:: Exercise brief ::
Note each line of the entries that includes "this". Then copy those lines.

----- Data shown -----

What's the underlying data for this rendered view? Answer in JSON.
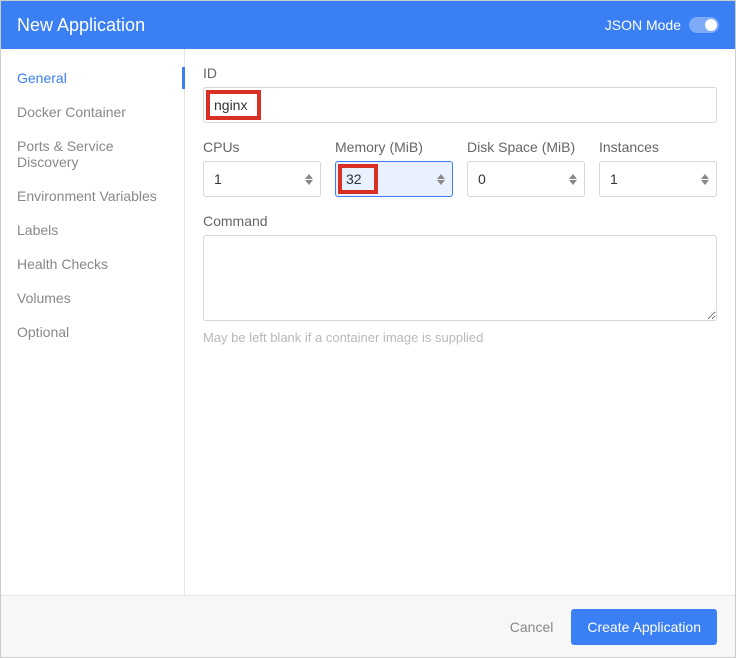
{
  "header": {
    "title": "New Application",
    "json_mode_label": "JSON Mode"
  },
  "sidebar": {
    "items": [
      {
        "label": "General",
        "active": true
      },
      {
        "label": "Docker Container",
        "active": false
      },
      {
        "label": "Ports & Service Discovery",
        "active": false
      },
      {
        "label": "Environment Variables",
        "active": false
      },
      {
        "label": "Labels",
        "active": false
      },
      {
        "label": "Health Checks",
        "active": false
      },
      {
        "label": "Volumes",
        "active": false
      },
      {
        "label": "Optional",
        "active": false
      }
    ]
  },
  "form": {
    "id_label": "ID",
    "id_value": "nginx",
    "cpus_label": "CPUs",
    "cpus_value": "1",
    "memory_label": "Memory (MiB)",
    "memory_value": "32",
    "disk_label": "Disk Space (MiB)",
    "disk_value": "0",
    "instances_label": "Instances",
    "instances_value": "1",
    "command_label": "Command",
    "command_value": "",
    "command_help": "May be left blank if a container image is supplied"
  },
  "footer": {
    "cancel": "Cancel",
    "create": "Create Application"
  }
}
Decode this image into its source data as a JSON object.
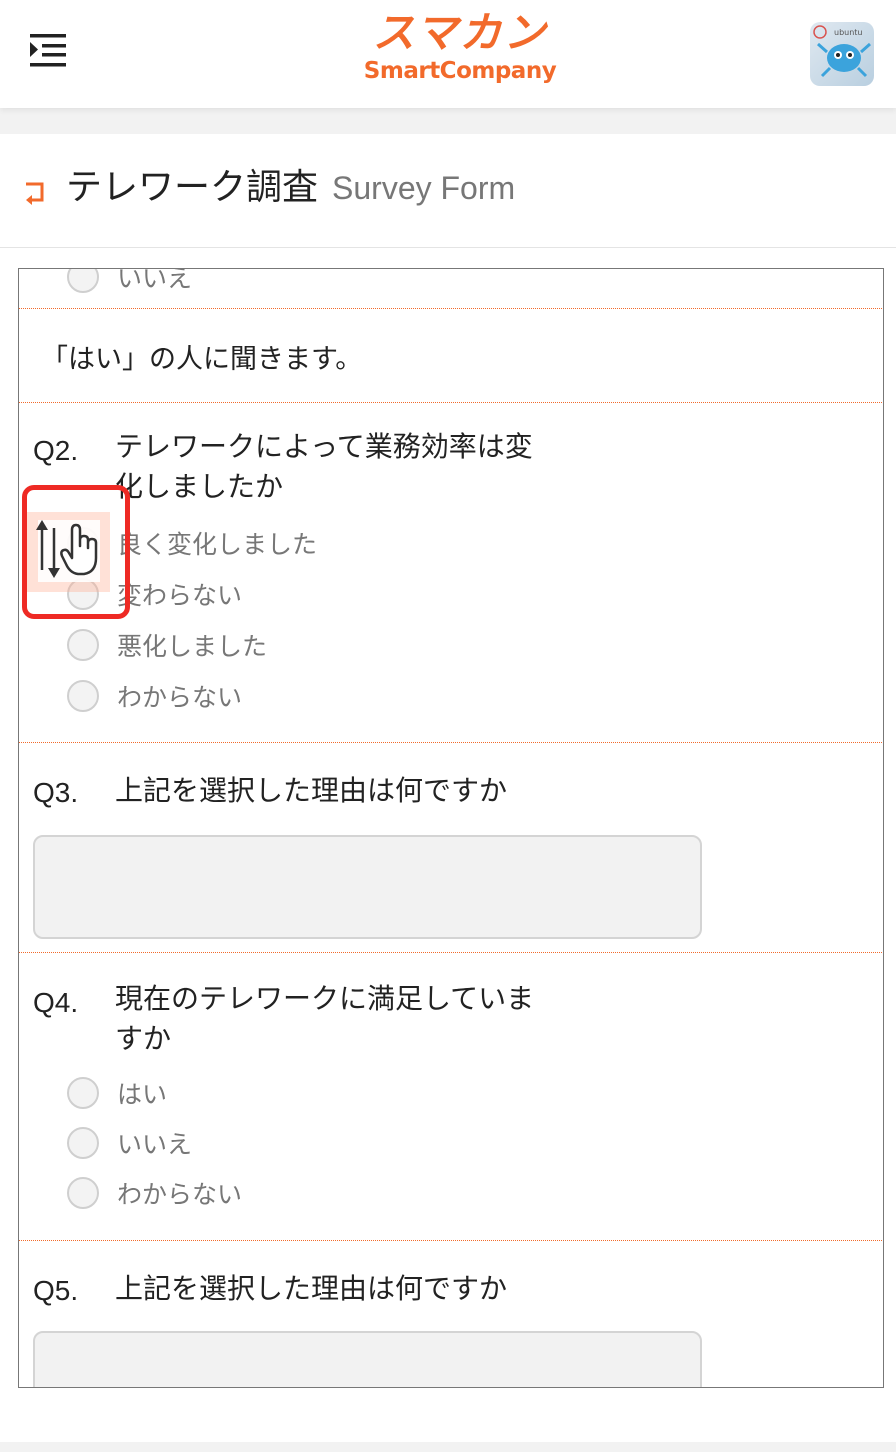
{
  "header": {
    "menu_icon": "menu-indent-icon",
    "logo_jp": "スマカン",
    "logo_en": "SmartCompany",
    "brand_color": "#f26a2b",
    "avatar_icon": "ubuntu-crab-avatar",
    "avatar_text": "ubuntu"
  },
  "page": {
    "back_icon": "return-arrow-icon",
    "title": "テレワーク調査",
    "subtitle": "Survey Form"
  },
  "form": {
    "partial_prev_option": "いいえ",
    "intro": "「はい」の人に聞きます。",
    "q2": {
      "no": "Q2.",
      "text": "テレワークによって業務効率は変化しましたか",
      "options": [
        "良く変化しました",
        "変わらない",
        "悪化しました",
        "わからない"
      ]
    },
    "q3": {
      "no": "Q3.",
      "text": "上記を選択した理由は何ですか",
      "value": ""
    },
    "q4": {
      "no": "Q4.",
      "text": "現在のテレワークに満足していますか",
      "options": [
        "はい",
        "いいえ",
        "わからない"
      ]
    },
    "q5": {
      "no": "Q5.",
      "text": "上記を選択した理由は何ですか",
      "value": ""
    }
  },
  "overlay": {
    "gesture_icon": "scroll-drag-hand-icon",
    "highlight_color": "#ee2a24"
  }
}
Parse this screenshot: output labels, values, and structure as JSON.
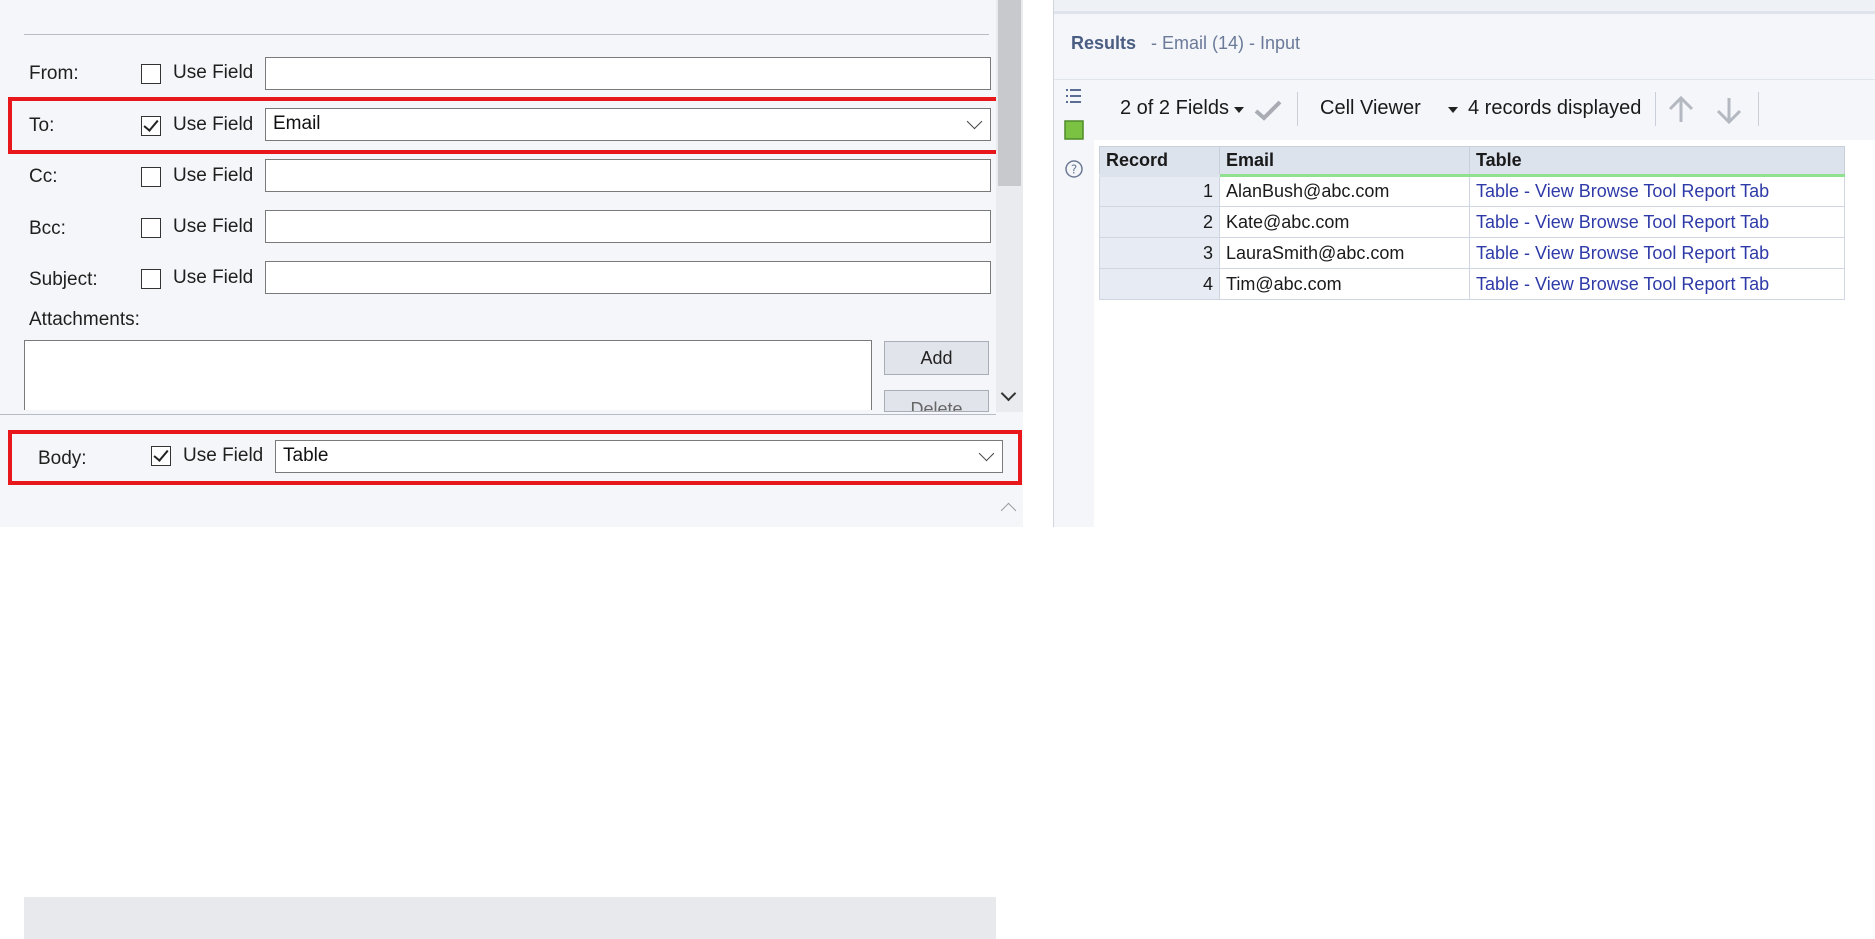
{
  "config": {
    "rows": [
      {
        "id": "from",
        "label": "From:",
        "use_field_label": "Use Field",
        "checked": false,
        "value": ""
      },
      {
        "id": "to",
        "label": "To:",
        "use_field_label": "Use Field",
        "checked": true,
        "value": "Email"
      },
      {
        "id": "cc",
        "label": "Cc:",
        "use_field_label": "Use Field",
        "checked": false,
        "value": ""
      },
      {
        "id": "bcc",
        "label": "Bcc:",
        "use_field_label": "Use Field",
        "checked": false,
        "value": ""
      },
      {
        "id": "subject",
        "label": "Subject:",
        "use_field_label": "Use Field",
        "checked": false,
        "value": ""
      }
    ],
    "attachments_label": "Attachments:",
    "add_button": "Add",
    "delete_button": "Delete",
    "body": {
      "label": "Body:",
      "use_field_label": "Use Field",
      "checked": true,
      "value": "Table"
    },
    "highlight_color": "#e8171c"
  },
  "results": {
    "title": "Results",
    "subtitle": "- Email (14) - Input",
    "toolbar": {
      "fields": "2 of 2 Fields",
      "cell_viewer": "Cell Viewer",
      "records_displayed": "4 records displayed"
    },
    "table": {
      "columns": [
        "Record",
        "Email",
        "Table"
      ],
      "rows": [
        {
          "record": "1",
          "email": "AlanBush@abc.com",
          "table": "Table - View Browse Tool Report Tab"
        },
        {
          "record": "2",
          "email": "Kate@abc.com",
          "table": "Table - View Browse Tool Report Tab"
        },
        {
          "record": "3",
          "email": "LauraSmith@abc.com",
          "table": "Table - View Browse Tool Report Tab"
        },
        {
          "record": "4",
          "email": "Tim@abc.com",
          "table": "Table - View Browse Tool Report Tab"
        }
      ]
    },
    "link_color": "#2e3aa8"
  }
}
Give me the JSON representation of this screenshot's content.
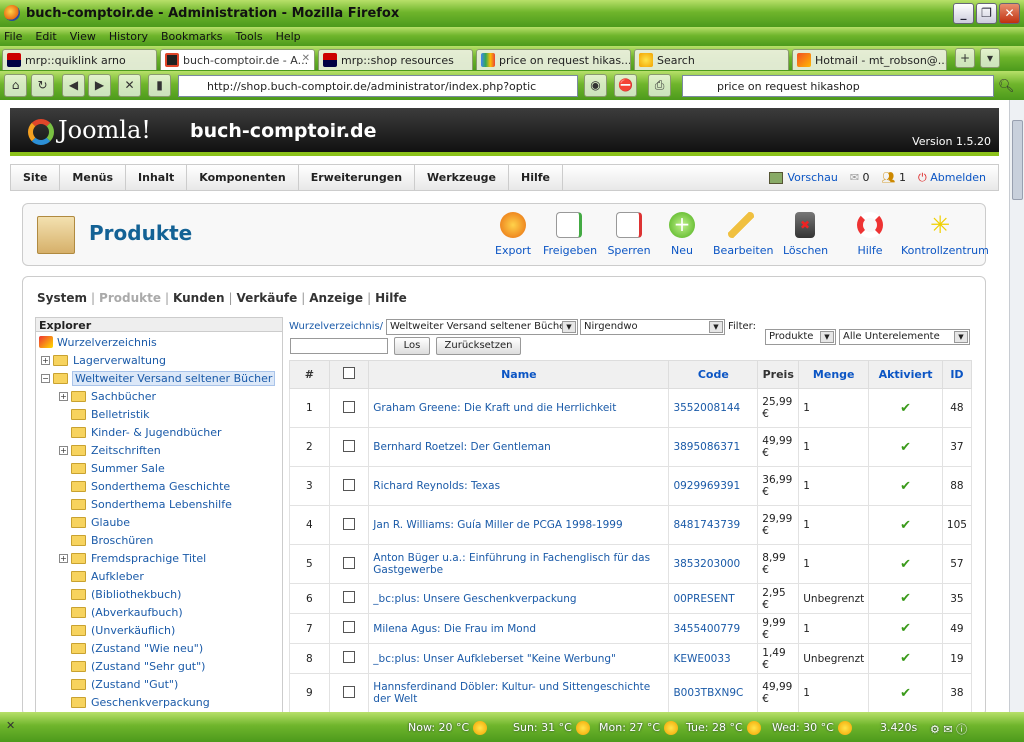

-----

:: Expected answer ::
What's the underlying data for this rendered view? Answer in JSON.
Decode this image into its source data as a JSON object.
Parse this screenshot: output labels, values, and structure as JSON.
Give me the JSON representation of this screenshot's content.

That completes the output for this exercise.